# Redirect HTTP to HTTPS

RewriteEngine On

RewriteCond %{HTTPS} !on

RewriteCond %{SERVER_PORT} !^443$

RewriteCond %{HTTP:X-Forwarded-Proto} !https

RewriteRule ^(.*)$ https://%{HTTP_HOST}/$1 [R=301,L]

Pro Tip: have your site URL be:, instead of:! Sometimes the Https redirect goes to https:// and then has to redirect to https://www, which causes a long redirect time. By having your site as, it will solve this potential issue.

Having Large Images

This is a typical issue where an image which should be 200x200px, since that is the space in which it is placed, is actually 1,500 x 1,500 (the source image that is). This takes up a large amount of memory, and Google sees this and can penalize your site.

The solution to this is very simple: you can do a test in something like GTMetrix, which will tell you if there are images that are too large. Then simply right-click on an image that’s too large in Chrome and click on Inspect Element, this will tell you how large the place holder is. Then all you need to do is open and resize the photo in Photoshop and upload it back to the server and the issue will be fixed.

Having Slow Plugins (And not Knowing Which Plugins are Modifying the Htaccess file)

When you think of plugins that may slow down your site, you may be thinking these are poorly put together plugins, and this is correct. However, you would be surprised to know that there are many high-end plugins that can completely wreck your site speed.

For example, take Wordfence. Wordfence is a popular antivirus WordPress plugin; in fact, it can be considered as the most popular antivirus program for WordPress. However, unbeknownst to a lot of people, Wordfence can screw with your .htaccess file and completely ruin your site.

Knowing which plugins are writing to your .htaccess file is very important since that’s the first file that a browser fetches, if it’s configured incorrectly, it can really slow your site with long redirects.

Other times certain plugins like gallery plugins can also slow down your site, so be sure to be wary of these.

That’s it; those are the five major mistakes that WordPress developers make when trying to speed up their site. Are there any other you can think of?

About the author

Kosta Kondratenko

If you have any questions about this post or any other WordPress topic simply head over to my website – wordpress development in sydney and fill out the contact form and I can get back to you. I work with clients such as and others in the cosmetic industry. Thanks for reading!


  • Having larges images in blog is the main cause of website speed. Mostly content is used to bring the users and images are played important role into. But many of users don’t think of images and website speed. they try to implement coding tricks to faster their website.
    Stay focus on images size.

    Thanks for this article

  • You answered a question I’d be wondering for years, and that is whether or not to use www in the url. I’ve always added it until recently. I think you made a good argument not to use it. I just did it out of tradition.

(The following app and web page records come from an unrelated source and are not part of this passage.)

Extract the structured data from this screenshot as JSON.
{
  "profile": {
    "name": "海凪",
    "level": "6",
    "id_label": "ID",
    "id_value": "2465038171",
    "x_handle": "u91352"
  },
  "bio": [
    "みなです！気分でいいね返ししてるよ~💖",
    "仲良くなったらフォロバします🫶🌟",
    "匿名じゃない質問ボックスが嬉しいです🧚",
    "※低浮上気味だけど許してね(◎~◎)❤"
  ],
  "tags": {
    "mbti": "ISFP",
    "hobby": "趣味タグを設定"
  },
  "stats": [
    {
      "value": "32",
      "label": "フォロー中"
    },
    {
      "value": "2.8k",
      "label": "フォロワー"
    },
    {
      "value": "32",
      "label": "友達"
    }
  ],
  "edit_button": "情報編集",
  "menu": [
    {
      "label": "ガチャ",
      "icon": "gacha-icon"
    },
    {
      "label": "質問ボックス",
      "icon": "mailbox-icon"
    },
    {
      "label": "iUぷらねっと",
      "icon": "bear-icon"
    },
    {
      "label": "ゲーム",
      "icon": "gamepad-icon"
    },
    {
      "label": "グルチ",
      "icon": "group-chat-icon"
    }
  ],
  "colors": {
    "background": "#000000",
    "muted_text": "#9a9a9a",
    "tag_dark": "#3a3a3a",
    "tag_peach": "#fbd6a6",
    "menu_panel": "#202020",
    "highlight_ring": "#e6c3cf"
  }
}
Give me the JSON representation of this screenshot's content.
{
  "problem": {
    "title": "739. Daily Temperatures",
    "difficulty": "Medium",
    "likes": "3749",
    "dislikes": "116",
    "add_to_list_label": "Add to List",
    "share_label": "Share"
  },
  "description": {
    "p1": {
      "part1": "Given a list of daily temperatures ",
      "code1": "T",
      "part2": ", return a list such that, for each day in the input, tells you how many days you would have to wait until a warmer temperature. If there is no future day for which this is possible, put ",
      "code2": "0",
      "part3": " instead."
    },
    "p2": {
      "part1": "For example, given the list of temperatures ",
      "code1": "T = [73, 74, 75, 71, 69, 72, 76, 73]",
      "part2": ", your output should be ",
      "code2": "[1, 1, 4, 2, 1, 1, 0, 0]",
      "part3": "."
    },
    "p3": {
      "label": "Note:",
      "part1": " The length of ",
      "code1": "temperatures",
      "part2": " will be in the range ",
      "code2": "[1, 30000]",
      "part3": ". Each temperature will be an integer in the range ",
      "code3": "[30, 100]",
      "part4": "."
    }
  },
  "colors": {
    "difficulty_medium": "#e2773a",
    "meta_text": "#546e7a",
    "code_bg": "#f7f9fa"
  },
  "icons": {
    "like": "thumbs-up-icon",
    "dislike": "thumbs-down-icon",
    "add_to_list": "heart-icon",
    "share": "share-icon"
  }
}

    You mentioned the Wordfence plugin having the possibility to ruin a site. Ouch, no one wants that. I use it on nearly every site I build, so I’m very interested in a better free alternative. I have had concerns that it’s such a robust plugin that it might take up resources and slow a site down, but that might just be the cost of security against hackers. I will say in favor of Wordfence, I’ve never had a site hacked while using the plugin, though from the logs, I can see that hackers are attacking my sites 24/7.

    By the way, I found this article via a Tweet from Updraft Plus.

By Kosta Kondratenko
The WordPress Specialists